→ **Aim of the exercise**: Show all lines from the records below in which the string "JSON" is present.

→ **Provided data**:
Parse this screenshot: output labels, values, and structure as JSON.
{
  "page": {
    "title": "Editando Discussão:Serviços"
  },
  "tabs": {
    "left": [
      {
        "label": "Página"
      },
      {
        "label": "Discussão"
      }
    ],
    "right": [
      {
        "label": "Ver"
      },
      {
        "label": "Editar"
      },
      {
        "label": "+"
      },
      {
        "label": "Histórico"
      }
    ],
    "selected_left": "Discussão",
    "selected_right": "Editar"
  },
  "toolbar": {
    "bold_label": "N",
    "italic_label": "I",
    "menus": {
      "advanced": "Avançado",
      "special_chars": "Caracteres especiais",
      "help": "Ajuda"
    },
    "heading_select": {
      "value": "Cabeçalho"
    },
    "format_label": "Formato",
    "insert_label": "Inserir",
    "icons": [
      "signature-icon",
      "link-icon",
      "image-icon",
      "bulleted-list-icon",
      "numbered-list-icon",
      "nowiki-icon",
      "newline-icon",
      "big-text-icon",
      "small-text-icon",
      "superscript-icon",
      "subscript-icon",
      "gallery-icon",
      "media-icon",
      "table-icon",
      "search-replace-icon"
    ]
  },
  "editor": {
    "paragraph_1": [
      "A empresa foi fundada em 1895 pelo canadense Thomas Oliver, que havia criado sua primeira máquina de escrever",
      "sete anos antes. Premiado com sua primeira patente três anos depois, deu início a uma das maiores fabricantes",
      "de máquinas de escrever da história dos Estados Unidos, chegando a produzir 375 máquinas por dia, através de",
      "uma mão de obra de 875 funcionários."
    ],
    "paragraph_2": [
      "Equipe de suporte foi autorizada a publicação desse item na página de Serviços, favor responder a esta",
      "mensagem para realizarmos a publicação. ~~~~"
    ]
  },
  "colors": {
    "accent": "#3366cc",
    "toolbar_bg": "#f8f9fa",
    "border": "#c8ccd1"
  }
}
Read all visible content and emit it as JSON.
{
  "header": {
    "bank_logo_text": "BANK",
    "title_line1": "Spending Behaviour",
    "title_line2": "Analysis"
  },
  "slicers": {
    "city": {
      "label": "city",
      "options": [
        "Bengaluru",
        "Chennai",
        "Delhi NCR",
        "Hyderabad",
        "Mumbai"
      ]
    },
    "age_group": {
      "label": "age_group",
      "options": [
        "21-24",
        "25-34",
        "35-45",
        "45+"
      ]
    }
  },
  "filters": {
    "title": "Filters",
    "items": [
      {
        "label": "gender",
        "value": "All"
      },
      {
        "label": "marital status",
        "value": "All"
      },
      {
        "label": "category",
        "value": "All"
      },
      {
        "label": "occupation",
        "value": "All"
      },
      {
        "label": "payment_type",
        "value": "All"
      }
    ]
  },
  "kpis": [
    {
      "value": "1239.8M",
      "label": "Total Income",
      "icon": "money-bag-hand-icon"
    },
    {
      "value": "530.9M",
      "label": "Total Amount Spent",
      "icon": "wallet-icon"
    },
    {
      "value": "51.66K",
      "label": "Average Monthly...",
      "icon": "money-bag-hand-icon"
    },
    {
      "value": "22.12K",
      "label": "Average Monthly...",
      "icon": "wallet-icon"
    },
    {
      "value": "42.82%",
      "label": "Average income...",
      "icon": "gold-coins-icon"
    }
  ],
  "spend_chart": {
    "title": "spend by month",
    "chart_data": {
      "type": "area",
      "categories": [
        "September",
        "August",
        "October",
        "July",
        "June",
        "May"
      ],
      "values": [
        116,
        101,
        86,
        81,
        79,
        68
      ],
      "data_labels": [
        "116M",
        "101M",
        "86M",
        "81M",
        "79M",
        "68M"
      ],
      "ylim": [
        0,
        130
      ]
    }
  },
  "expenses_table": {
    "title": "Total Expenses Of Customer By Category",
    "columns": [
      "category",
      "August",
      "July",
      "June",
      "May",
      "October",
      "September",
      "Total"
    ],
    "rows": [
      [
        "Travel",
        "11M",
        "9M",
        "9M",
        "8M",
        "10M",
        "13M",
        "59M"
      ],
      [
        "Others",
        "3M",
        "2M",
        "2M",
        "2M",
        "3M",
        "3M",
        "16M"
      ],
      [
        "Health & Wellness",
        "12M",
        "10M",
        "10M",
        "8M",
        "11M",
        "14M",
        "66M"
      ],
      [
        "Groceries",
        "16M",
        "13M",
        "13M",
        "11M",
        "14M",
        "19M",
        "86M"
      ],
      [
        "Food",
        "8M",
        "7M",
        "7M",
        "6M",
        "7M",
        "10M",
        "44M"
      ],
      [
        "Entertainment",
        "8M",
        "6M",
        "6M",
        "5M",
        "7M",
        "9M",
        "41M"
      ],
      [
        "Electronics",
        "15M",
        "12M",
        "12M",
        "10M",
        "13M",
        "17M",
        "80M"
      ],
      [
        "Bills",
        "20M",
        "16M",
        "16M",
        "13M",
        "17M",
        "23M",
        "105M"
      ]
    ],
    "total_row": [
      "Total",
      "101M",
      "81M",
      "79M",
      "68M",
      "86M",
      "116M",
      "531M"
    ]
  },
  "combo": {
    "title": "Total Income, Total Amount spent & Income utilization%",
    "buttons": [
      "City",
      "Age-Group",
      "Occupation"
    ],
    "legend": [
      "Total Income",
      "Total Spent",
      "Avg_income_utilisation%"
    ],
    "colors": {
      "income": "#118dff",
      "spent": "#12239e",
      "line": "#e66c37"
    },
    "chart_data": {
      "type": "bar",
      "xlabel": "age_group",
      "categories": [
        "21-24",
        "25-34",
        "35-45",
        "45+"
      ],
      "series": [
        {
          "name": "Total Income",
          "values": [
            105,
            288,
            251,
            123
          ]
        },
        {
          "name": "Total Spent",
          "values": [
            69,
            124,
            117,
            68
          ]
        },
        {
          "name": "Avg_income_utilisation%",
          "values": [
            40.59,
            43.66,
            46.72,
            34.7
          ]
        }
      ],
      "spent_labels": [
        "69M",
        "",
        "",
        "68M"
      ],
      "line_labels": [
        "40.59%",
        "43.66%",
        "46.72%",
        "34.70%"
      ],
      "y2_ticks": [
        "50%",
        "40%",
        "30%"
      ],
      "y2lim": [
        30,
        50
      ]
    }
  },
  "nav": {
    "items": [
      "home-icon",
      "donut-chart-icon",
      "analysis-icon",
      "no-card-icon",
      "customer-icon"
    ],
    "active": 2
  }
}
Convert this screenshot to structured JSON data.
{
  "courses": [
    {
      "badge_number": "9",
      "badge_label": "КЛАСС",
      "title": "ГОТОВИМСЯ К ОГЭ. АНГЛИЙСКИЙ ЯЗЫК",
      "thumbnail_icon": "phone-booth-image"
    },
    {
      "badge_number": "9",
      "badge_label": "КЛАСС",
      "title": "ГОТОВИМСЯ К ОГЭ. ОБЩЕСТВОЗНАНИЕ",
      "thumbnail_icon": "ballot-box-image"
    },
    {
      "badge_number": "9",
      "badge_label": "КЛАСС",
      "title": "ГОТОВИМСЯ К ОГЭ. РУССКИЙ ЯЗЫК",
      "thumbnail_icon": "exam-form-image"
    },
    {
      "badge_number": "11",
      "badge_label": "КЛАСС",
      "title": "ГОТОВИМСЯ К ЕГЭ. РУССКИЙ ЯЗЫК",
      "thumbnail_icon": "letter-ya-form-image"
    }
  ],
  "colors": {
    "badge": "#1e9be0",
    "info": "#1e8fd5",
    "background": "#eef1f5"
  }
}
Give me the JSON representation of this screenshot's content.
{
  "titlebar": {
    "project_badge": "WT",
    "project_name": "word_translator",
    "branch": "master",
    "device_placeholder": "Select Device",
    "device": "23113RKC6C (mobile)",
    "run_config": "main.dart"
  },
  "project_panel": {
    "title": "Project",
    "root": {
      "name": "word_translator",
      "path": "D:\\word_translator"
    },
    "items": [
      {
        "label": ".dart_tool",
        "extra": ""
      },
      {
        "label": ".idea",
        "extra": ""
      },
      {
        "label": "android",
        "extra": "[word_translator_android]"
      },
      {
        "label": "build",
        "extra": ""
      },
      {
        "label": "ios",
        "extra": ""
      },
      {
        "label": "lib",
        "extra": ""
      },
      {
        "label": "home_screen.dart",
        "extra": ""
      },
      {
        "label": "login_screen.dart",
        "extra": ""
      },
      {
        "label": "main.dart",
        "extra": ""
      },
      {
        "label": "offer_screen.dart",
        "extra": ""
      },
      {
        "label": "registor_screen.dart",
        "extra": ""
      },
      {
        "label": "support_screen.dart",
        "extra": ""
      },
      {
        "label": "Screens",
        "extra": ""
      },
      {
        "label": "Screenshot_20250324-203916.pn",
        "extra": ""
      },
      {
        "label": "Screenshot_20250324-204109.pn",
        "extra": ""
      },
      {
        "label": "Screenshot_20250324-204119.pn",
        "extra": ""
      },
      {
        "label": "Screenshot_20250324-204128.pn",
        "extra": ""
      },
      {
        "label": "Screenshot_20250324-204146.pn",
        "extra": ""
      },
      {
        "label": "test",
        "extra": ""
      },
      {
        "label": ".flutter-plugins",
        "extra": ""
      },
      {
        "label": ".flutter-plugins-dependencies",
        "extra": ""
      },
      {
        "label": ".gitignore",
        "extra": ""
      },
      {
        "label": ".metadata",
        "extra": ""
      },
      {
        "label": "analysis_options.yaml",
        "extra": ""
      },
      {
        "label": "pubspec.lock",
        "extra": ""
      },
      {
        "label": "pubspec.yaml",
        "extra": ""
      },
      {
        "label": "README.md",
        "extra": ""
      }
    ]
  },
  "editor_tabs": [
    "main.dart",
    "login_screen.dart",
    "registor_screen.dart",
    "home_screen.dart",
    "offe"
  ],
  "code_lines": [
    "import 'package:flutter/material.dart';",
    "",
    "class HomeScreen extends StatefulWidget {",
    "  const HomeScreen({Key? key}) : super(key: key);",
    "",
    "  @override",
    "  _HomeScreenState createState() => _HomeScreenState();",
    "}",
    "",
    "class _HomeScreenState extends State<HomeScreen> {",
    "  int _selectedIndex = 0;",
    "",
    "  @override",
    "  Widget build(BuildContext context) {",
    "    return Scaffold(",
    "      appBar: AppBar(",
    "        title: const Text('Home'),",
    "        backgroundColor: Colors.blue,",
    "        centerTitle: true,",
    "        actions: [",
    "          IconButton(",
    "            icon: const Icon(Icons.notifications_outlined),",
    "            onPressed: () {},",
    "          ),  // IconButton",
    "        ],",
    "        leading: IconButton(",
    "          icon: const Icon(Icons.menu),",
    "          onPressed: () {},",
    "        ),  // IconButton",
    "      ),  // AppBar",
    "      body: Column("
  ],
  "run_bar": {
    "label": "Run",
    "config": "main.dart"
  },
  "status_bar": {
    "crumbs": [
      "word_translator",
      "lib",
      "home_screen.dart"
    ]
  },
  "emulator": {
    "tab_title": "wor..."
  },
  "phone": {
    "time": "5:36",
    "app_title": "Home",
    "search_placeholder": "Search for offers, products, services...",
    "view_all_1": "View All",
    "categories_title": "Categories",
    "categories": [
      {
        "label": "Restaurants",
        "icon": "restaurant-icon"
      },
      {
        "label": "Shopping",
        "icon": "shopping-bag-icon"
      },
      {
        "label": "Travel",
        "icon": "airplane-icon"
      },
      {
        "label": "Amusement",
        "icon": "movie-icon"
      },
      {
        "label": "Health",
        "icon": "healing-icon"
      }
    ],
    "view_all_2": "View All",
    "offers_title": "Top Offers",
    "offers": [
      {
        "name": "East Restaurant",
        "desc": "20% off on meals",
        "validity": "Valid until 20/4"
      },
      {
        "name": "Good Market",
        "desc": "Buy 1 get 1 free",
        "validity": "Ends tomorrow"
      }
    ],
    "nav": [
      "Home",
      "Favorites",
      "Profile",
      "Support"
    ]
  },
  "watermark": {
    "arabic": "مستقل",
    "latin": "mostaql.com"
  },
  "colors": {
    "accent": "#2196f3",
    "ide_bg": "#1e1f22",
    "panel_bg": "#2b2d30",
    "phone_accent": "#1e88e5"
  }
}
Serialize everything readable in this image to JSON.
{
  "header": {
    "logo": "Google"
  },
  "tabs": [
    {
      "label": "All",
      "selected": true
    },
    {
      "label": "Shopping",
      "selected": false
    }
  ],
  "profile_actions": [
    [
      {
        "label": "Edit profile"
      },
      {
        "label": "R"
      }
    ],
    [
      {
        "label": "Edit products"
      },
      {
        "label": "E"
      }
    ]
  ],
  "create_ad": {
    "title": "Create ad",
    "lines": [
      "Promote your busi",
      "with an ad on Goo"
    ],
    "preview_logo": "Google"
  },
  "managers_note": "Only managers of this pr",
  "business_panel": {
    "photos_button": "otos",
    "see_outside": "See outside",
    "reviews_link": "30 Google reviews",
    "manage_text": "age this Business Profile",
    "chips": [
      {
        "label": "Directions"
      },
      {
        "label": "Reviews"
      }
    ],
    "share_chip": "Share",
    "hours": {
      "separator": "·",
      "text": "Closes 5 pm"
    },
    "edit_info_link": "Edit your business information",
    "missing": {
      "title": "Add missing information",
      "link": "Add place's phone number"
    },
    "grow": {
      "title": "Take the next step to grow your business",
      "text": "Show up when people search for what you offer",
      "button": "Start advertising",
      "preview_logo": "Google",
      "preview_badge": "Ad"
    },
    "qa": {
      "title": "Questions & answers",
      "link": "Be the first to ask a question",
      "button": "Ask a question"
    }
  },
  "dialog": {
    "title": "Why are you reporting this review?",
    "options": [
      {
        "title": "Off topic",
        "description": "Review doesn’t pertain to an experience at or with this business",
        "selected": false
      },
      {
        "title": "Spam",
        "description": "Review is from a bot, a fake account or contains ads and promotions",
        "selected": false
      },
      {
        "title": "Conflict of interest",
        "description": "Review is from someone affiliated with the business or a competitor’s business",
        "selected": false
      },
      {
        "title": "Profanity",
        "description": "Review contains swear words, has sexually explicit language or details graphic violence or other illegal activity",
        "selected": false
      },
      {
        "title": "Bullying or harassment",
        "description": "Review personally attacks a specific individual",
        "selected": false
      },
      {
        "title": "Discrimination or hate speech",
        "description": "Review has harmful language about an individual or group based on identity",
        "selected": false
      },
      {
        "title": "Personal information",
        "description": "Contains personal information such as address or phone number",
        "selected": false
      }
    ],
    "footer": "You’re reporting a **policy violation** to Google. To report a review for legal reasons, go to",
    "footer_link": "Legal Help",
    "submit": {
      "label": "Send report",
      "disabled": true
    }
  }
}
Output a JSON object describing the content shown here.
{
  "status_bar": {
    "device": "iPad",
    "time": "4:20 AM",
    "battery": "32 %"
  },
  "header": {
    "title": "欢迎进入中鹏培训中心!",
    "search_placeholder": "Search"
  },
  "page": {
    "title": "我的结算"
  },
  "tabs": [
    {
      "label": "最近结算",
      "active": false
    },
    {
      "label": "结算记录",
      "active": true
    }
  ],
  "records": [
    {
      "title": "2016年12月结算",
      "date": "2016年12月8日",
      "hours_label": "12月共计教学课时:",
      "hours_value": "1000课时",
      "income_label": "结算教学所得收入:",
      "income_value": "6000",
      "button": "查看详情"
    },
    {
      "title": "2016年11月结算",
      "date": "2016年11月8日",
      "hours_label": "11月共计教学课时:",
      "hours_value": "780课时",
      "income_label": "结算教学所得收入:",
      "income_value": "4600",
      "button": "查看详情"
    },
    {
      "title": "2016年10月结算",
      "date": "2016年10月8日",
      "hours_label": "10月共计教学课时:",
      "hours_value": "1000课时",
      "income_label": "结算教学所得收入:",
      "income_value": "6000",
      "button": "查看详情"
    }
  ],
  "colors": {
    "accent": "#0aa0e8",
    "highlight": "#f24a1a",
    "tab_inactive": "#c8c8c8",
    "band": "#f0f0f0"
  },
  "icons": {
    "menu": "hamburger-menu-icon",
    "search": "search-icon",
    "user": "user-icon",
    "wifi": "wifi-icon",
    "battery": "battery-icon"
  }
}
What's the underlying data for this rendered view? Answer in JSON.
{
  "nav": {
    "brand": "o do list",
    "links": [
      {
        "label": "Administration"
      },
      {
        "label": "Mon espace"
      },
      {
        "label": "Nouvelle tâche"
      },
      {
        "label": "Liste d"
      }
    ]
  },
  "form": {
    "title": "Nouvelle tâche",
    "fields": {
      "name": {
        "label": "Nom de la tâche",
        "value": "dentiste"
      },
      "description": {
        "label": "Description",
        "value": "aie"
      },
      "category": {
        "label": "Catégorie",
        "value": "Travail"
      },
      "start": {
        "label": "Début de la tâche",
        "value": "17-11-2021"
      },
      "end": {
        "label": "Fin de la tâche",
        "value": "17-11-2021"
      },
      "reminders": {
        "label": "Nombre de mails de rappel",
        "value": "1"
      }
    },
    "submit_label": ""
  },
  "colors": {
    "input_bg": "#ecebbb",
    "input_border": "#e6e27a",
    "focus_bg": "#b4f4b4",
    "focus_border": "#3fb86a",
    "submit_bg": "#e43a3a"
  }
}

→ **Exercise result**:
Parse this screenshot: output labels, values, and structure as JSON.
Read all visible content and emit it as JSON.
Convert this screenshot to structured JSON data.
Give me the JSON representation of this screenshot's content.
Serialize everything readable in this image to JSON.
Output a JSON object describing the content shown here.
What's the underlying data for this rendered view? Answer in JSON.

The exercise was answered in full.